The Black Fox wrote:
The Black Fox wrote:
The Black Fox wrote:
The globe is not an object it's a spell that can be targeted with dispel magic.Targeted Dispel: One object, creature, or spell is the target of the dispel magic spell.
The Black Fox wrote:
Even if the globe was an object, the light emitted by an invisible source is still visible. So all you can get is a globe of shimmering "invisible" air.Invisibility : Light, however, never becomes invisible, although a source of light can become so (thus, the effect is that of a light with no visible source).
The Black Fox wrote:
Detect Magic will respond to the magic of the globe, but not with that lies within.Detect Invisibility won't detect anything inside the globe.
Arcane Sight functions like Detect Magic.
Hope this helps.
You should rather consider the dust as thousand of light sources. So the target of the spell is outlined with tiny points of light with such accuracy that you can make normal attacks on her.
Casting another invisibility spell doesn't help because invisibility doesn't hide light. The tiny lights outlines the target event if she casts dozens of invisibility spells.
Jason didn't write that the spell cancel or dispel invisibility, it just renders it useless because of the impossibility to hide the light that reveals your shape and because you get -40 on stealth checks. However, if you are invisible and immobile, you still gets a +40 bonus on stealth and you can try to hide with your base stealth. Of course, if you move, invisibility gives "only" +20, so the glitterdust is really a major hindrance to anyone trying to move while the spell effect is active.

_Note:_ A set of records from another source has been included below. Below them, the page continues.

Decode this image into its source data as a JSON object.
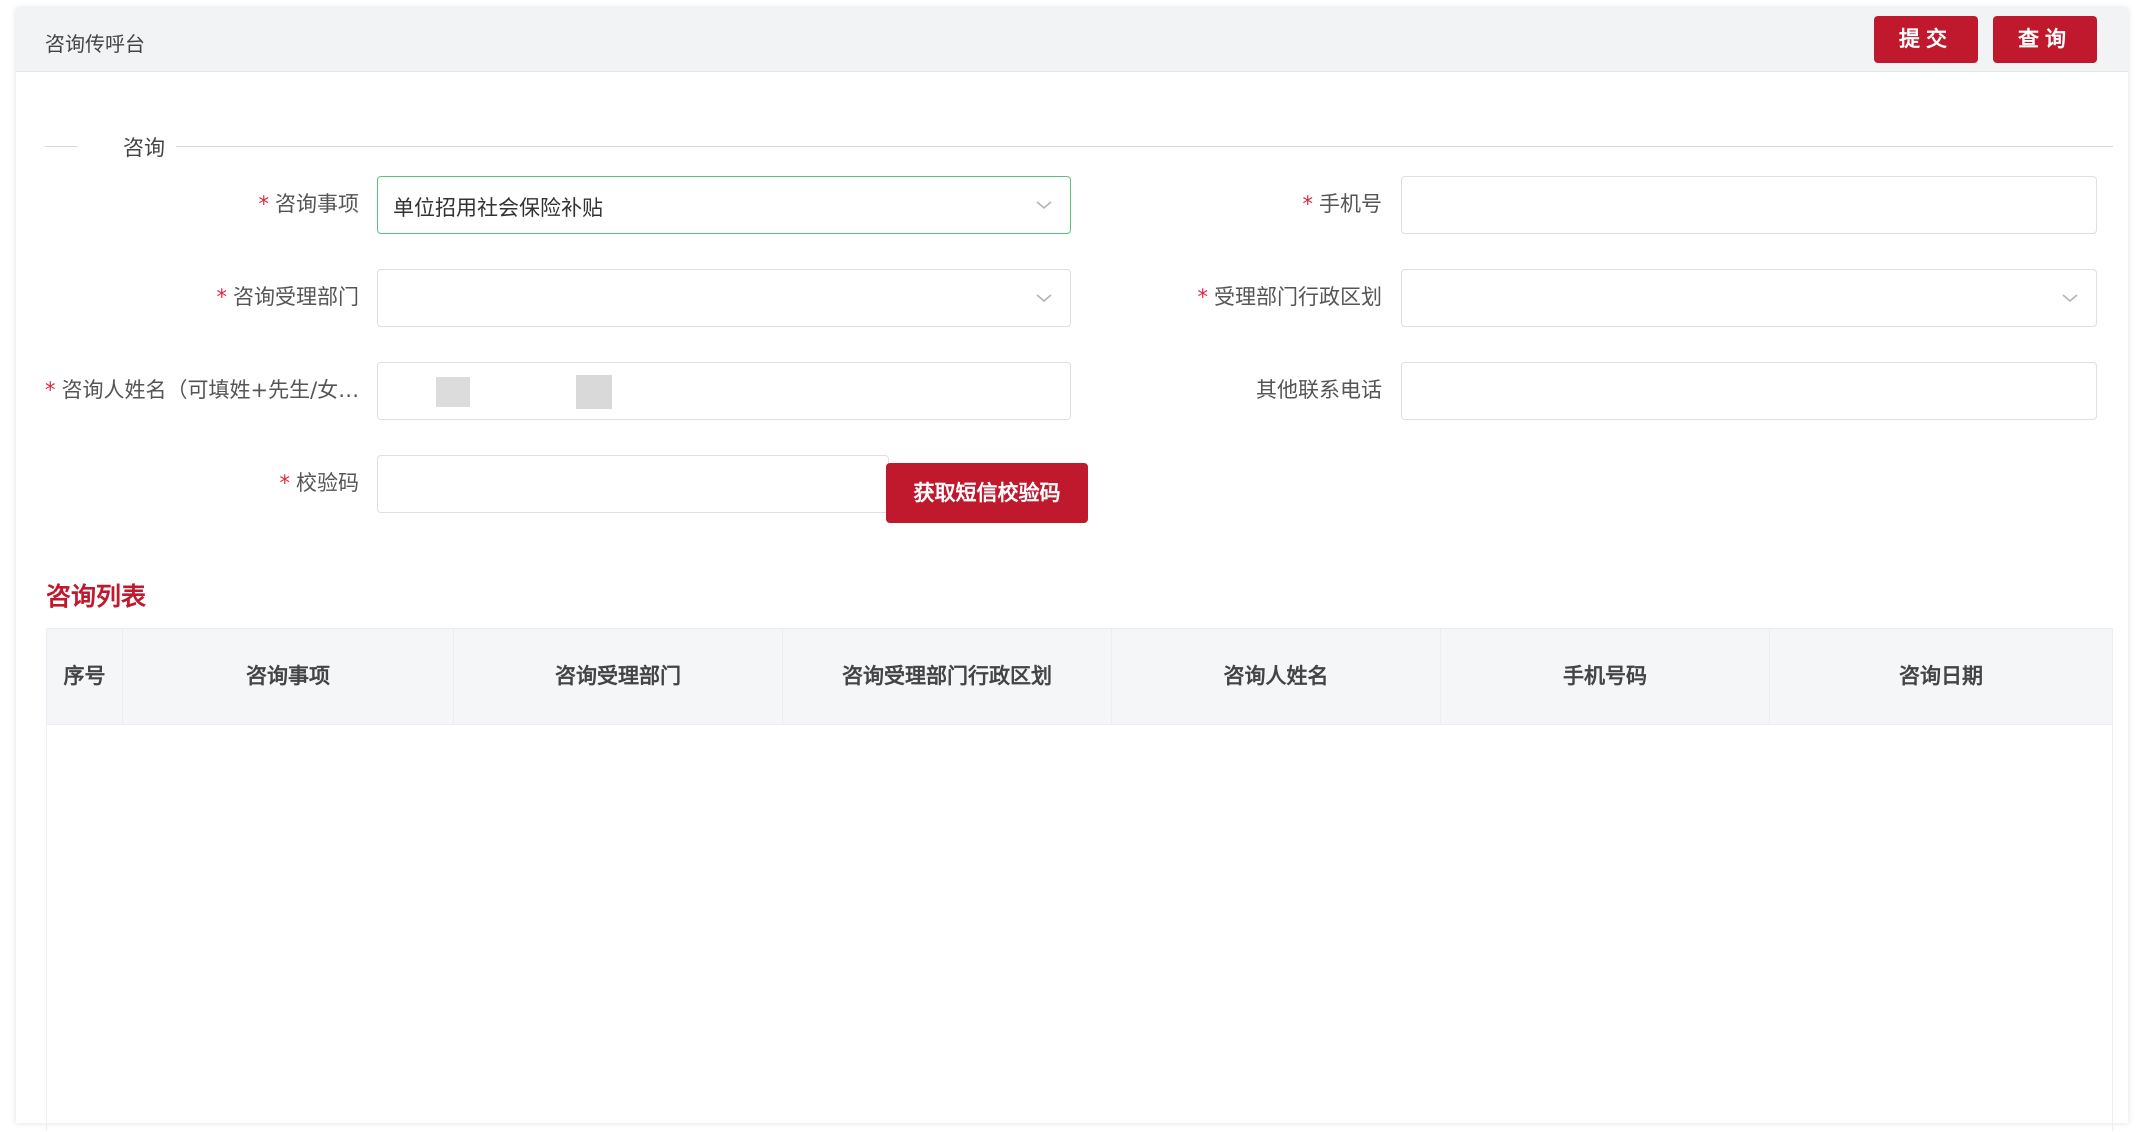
{
  "header": {
    "title": "咨询传呼台",
    "submit_label": "提交",
    "query_label": "查询"
  },
  "section": {
    "label": "咨询"
  },
  "form": {
    "consult_item": {
      "label": "咨询事项",
      "value": "单位招用社会保险补贴",
      "required": true
    },
    "phone": {
      "label": "手机号",
      "value": "",
      "required": true
    },
    "dept": {
      "label": "咨询受理部门",
      "value": "",
      "required": true
    },
    "dept_region": {
      "label": "受理部门行政区划",
      "value": "",
      "required": true
    },
    "name": {
      "label": "咨询人姓名（可填姓+先生/女…",
      "required": true
    },
    "other_phone": {
      "label": "其他联系电话",
      "value": "",
      "required": false
    },
    "code": {
      "label": "校验码",
      "value": "",
      "required": true
    },
    "sms_button_label": "获取短信校验码",
    "required_mark": "*"
  },
  "list": {
    "title": "咨询列表",
    "columns": [
      "序号",
      "咨询事项",
      "咨询受理部门",
      "咨询受理部门行政区划",
      "咨询人姓名",
      "手机号码",
      "咨询日期"
    ],
    "rows": []
  },
  "colors": {
    "accent": "#c0192e",
    "active_border": "#5cc17a"
  }
}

So I suppose the key answer is with the calling descriptor of Planar Ally. I should also have read the AMF more carefully :
The effects of instantaneous conjurations are not affected by an antimagic field because the conjuration itself is no longer in effect, only its result.
As the Planar Ally has an instantaneous duration, the answer is clear: the creature doesn't disappear and the spell can be cast.
To Wraith235 : I don't think the AMF will stay behind if the creature is dispelled because the spell description states :
An invisible barrier surrounds you and moves with you.
So if the caster disappears, the AMF does too.
Thanks for your answers.
What happens when an invoqued Planar Ally has the possibility to cast Antimagic field?
Umbral Reaver wrote:
The PFSRD (energy drain and negative levels) give you the answer on the last paragraph.If you are 1st level, you loose 2 Con pts. If you are 2nd level, you loose 2 permanent level and need a restoration spell (on the following round, effectively bringing you back to level 1.
If add all the expensive material components (5000 + 1000 gp), low level characters should have a the hard time to be raised and will probably RIP !